[Saved entries]
[Start of section]
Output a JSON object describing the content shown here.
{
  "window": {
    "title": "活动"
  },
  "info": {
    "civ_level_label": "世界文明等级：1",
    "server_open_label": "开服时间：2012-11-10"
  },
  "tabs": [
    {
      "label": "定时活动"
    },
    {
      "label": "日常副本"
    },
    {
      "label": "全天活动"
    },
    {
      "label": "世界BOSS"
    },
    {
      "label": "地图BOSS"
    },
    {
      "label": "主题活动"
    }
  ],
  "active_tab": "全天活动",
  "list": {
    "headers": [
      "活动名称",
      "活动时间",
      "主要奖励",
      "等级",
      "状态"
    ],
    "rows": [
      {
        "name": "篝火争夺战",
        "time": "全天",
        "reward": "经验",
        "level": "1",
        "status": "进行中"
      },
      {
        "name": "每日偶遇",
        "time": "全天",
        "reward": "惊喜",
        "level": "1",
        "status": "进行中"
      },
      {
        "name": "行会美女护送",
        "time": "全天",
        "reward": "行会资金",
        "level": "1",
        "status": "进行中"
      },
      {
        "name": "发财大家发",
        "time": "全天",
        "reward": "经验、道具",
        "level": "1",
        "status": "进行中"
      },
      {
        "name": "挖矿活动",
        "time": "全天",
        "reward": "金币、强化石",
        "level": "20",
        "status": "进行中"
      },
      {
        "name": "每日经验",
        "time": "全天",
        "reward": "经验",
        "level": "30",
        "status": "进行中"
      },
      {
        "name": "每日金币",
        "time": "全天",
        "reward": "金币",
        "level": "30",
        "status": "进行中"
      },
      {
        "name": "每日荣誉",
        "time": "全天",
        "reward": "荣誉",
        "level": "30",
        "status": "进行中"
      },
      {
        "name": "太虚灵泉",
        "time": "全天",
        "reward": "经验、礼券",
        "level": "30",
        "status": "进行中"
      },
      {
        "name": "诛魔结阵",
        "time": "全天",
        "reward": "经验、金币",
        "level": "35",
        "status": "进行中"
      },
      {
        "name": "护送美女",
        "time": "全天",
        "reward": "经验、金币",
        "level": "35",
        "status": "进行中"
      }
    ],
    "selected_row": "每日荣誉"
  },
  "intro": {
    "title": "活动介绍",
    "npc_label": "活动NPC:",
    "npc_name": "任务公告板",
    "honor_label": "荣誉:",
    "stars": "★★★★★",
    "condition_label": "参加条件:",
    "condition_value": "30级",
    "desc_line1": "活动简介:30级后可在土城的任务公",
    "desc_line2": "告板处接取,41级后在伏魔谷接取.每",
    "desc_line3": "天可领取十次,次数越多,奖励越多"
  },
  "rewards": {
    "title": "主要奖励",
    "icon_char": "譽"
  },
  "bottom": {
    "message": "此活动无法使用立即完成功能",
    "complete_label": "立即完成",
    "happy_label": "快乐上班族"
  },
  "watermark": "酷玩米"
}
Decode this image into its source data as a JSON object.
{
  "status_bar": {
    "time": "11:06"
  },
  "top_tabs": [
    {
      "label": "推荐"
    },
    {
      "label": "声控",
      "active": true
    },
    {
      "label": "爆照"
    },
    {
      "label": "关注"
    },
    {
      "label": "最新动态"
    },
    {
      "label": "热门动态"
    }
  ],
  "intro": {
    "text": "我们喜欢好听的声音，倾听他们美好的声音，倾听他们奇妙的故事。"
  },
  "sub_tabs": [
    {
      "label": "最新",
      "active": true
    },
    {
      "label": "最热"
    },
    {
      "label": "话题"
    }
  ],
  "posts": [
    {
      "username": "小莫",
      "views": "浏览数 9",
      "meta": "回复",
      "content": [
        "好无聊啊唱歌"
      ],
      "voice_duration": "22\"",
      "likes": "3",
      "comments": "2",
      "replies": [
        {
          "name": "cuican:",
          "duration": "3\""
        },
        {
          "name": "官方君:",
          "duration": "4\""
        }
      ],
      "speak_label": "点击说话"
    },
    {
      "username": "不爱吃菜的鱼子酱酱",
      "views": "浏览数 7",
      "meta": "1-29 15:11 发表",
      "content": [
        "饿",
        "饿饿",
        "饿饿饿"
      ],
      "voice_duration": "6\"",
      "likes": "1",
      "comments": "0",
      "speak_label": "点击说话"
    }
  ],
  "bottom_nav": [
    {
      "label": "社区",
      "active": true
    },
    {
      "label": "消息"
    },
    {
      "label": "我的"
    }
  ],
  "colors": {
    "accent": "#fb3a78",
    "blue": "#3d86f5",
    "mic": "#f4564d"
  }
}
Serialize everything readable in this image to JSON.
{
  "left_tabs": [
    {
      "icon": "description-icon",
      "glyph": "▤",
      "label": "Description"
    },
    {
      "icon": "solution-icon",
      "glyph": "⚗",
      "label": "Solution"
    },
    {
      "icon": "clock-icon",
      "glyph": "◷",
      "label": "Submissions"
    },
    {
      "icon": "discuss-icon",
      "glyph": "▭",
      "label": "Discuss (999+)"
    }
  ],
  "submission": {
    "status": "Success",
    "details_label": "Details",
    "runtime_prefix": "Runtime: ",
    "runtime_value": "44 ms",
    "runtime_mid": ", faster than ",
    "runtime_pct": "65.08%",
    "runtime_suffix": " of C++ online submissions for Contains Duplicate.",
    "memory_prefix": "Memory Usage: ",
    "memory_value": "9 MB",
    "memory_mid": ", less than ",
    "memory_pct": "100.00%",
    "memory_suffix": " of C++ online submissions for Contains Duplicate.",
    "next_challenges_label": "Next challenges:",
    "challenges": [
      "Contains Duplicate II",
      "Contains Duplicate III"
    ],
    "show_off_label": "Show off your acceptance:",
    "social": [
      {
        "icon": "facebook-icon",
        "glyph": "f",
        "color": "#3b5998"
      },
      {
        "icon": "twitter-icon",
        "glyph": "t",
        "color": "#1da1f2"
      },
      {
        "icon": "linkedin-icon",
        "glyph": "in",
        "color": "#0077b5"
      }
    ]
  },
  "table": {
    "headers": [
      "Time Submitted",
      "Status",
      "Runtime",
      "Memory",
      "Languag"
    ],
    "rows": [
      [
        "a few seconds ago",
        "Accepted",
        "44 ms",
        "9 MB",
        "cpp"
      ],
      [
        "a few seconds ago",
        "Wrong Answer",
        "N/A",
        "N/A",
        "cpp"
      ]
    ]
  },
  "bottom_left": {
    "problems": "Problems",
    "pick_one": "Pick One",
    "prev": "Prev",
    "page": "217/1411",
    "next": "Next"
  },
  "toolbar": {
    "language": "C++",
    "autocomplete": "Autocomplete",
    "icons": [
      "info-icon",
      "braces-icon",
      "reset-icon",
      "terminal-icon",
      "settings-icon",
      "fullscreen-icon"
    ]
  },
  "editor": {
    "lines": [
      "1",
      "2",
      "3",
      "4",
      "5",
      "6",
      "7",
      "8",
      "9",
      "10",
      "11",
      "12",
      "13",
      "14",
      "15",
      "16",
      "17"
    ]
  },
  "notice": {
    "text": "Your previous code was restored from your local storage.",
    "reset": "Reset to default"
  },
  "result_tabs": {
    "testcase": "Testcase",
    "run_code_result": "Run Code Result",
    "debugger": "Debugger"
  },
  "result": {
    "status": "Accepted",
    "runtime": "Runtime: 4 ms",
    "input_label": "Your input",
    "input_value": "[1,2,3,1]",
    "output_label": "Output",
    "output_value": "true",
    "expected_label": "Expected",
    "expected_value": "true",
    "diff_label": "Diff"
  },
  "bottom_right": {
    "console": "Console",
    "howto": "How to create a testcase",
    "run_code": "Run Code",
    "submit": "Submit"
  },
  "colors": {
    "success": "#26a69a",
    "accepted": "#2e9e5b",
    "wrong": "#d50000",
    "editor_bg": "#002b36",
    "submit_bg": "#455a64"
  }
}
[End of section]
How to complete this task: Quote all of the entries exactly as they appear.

Answer below:
Output a JSON object describing the content shown here.
{
  "window": {
    "title": "活动"
  },
  "info": {
    "civ_level_label": "世界文明等级：1",
    "server_open_label": "开服时间：2012-11-10"
  },
  "tabs": [
    {
      "label": "定时活动"
    },
    {
      "label": "日常副本"
    },
    {
      "label": "全天活动"
    },
    {
      "label": "世界BOSS"
    },
    {
      "label": "地图BOSS"
    },
    {
      "label": "主题活动"
    }
  ],
  "active_tab": "全天活动",
  "list": {
    "headers": [
      "活动名称",
      "活动时间",
      "主要奖励",
      "等级",
      "状态"
    ],
    "rows": [
      {
        "name": "篝火争夺战",
        "time": "全天",
        "reward": "经验",
        "level": "1",
        "status": "进行中"
      },
      {
        "name": "每日偶遇",
        "time": "全天",
        "reward": "惊喜",
        "level": "1",
        "status": "进行中"
      },
      {
        "name": "行会美女护送",
        "time": "全天",
        "reward": "行会资金",
        "level": "1",
        "status": "进行中"
      },
      {
        "name": "发财大家发",
        "time": "全天",
        "reward": "经验、道具",
        "level": "1",
        "status": "进行中"
      },
      {
        "name": "挖矿活动",
        "time": "全天",
        "reward": "金币、强化石",
        "level": "20",
        "status": "进行中"
      },
      {
        "name": "每日经验",
        "time": "全天",
        "reward": "经验",
        "level": "30",
        "status": "进行中"
      },
      {
        "name": "每日金币",
        "time": "全天",
        "reward": "金币",
        "level": "30",
        "status": "进行中"
      },
      {
        "name": "每日荣誉",
        "time": "全天",
        "reward": "荣誉",
        "level": "30",
        "status": "进行中"
      },
      {
        "name": "太虚灵泉",
        "time": "全天",
        "reward": "经验、礼券",
        "level": "30",
        "status": "进行中"
      },
      {
        "name": "诛魔结阵",
        "time": "全天",
        "reward": "经验、金币",
        "level": "35",
        "status": "进行中"
      },
      {
        "name": "护送美女",
        "time": "全天",
        "reward": "经验、金币",
        "level": "35",
        "status": "进行中"
      }
    ],
    "selected_row": "每日荣誉"
  },
  "intro": {
    "title": "活动介绍",
    "npc_label": "活动NPC:",
    "npc_name": "任务公告板",
    "honor_label": "荣誉:",
    "stars": "★★★★★",
    "condition_label": "参加条件:",
    "condition_value": "30级",
    "desc_line1": "活动简介:30级后可在土城的任务公",
    "desc_line2": "告板处接取,41级后在伏魔谷接取.每",
    "desc_line3": "天可领取十次,次数越多,奖励越多"
  },
  "rewards": {
    "title": "主要奖励",
    "icon_char": "譽"
  },
  "bottom": {
    "message": "此活动无法使用立即完成功能",
    "complete_label": "立即完成",
    "happy_label": "快乐上班族"
  },
  "watermark": "酷玩米"
}
Decode this image into its source data as a JSON object.
{
  "status_bar": {
    "time": "11:06"
  },
  "top_tabs": [
    {
      "label": "推荐"
    },
    {
      "label": "声控",
      "active": true
    },
    {
      "label": "爆照"
    },
    {
      "label": "关注"
    },
    {
      "label": "最新动态"
    },
    {
      "label": "热门动态"
    }
  ],
  "intro": {
    "text": "我们喜欢好听的声音，倾听他们美好的声音，倾听他们奇妙的故事。"
  },
  "sub_tabs": [
    {
      "label": "最新",
      "active": true
    },
    {
      "label": "最热"
    },
    {
      "label": "话题"
    }
  ],
  "posts": [
    {
      "username": "小莫",
      "views": "浏览数 9",
      "meta": "回复",
      "content": [
        "好无聊啊唱歌"
      ],
      "voice_duration": "22\"",
      "likes": "3",
      "comments": "2",
      "replies": [
        {
          "name": "cuican:",
          "duration": "3\""
        },
        {
          "name": "官方君:",
          "duration": "4\""
        }
      ],
      "speak_label": "点击说话"
    },
    {
      "username": "不爱吃菜的鱼子酱酱",
      "views": "浏览数 7",
      "meta": "1-29 15:11 发表",
      "content": [
        "饿",
        "饿饿",
        "饿饿饿"
      ],
      "voice_duration": "6\"",
      "likes": "1",
      "comments": "0",
      "speak_label": "点击说话"
    }
  ],
  "bottom_nav": [
    {
      "label": "社区",
      "active": true
    },
    {
      "label": "消息"
    },
    {
      "label": "我的"
    }
  ],
  "colors": {
    "accent": "#fb3a78",
    "blue": "#3d86f5",
    "mic": "#f4564d"
  }
}
Serialize everything readable in this image to JSON.
{
  "left_tabs": [
    {
      "icon": "description-icon",
      "glyph": "▤",
      "label": "Description"
    },
    {
      "icon": "solution-icon",
      "glyph": "⚗",
      "label": "Solution"
    },
    {
      "icon": "clock-icon",
      "glyph": "◷",
      "label": "Submissions"
    },
    {
      "icon": "discuss-icon",
      "glyph": "▭",
      "label": "Discuss (999+)"
    }
  ],
  "submission": {
    "status": "Success",
    "details_label": "Details",
    "runtime_prefix": "Runtime: ",
    "runtime_value": "44 ms",
    "runtime_mid": ", faster than ",
    "runtime_pct": "65.08%",
    "runtime_suffix": " of C++ online submissions for Contains Duplicate.",
    "memory_prefix": "Memory Usage: ",
    "memory_value": "9 MB",
    "memory_mid": ", less than ",
    "memory_pct": "100.00%",
    "memory_suffix": " of C++ online submissions for Contains Duplicate.",
    "next_challenges_label": "Next challenges:",
    "challenges": [
      "Contains Duplicate II",
      "Contains Duplicate III"
    ],
    "show_off_label": "Show off your acceptance:",
    "social": [
      {
        "icon": "facebook-icon",
        "glyph": "f",
        "color": "#3b5998"
      },
      {
        "icon": "twitter-icon",
        "glyph": "t",
        "color": "#1da1f2"
      },
      {
        "icon": "linkedin-icon",
        "glyph": "in",
        "color": "#0077b5"
      }
    ]
  },
  "table": {
    "headers": [
      "Time Submitted",
      "Status",
      "Runtime",
      "Memory",
      "Languag"
    ],
    "rows": [
      [
        "a few seconds ago",
        "Accepted",
        "44 ms",
        "9 MB",
        "cpp"
      ],
      [
        "a few seconds ago",
        "Wrong Answer",
        "N/A",
        "N/A",
        "cpp"
      ]
    ]
  },
  "bottom_left": {
    "problems": "Problems",
    "pick_one": "Pick One",
    "prev": "Prev",
    "page": "217/1411",
    "next": "Next"
  },
  "toolbar": {
    "language": "C++",
    "autocomplete": "Autocomplete",
    "icons": [
      "info-icon",
      "braces-icon",
      "reset-icon",
      "terminal-icon",
      "settings-icon",
      "fullscreen-icon"
    ]
  },
  "editor": {
    "lines": [
      "1",
      "2",
      "3",
      "4",
      "5",
      "6",
      "7",
      "8",
      "9",
      "10",
      "11",
      "12",
      "13",
      "14",
      "15",
      "16",
      "17"
    ]
  },
  "notice": {
    "text": "Your previous code was restored from your local storage.",
    "reset": "Reset to default"
  },
  "result_tabs": {
    "testcase": "Testcase",
    "run_code_result": "Run Code Result",
    "debugger": "Debugger"
  },
  "result": {
    "status": "Accepted",
    "runtime": "Runtime: 4 ms",
    "input_label": "Your input",
    "input_value": "[1,2,3,1]",
    "output_label": "Output",
    "output_value": "true",
    "expected_label": "Expected",
    "expected_value": "true",
    "diff_label": "Diff"
  },
  "bottom_right": {
    "console": "Console",
    "howto": "How to create a testcase",
    "run_code": "Run Code",
    "submit": "Submit"
  },
  "colors": {
    "success": "#26a69a",
    "accepted": "#2e9e5b",
    "wrong": "#d50000",
    "editor_bg": "#002b36",
    "submit_bg": "#455a64"
  }
}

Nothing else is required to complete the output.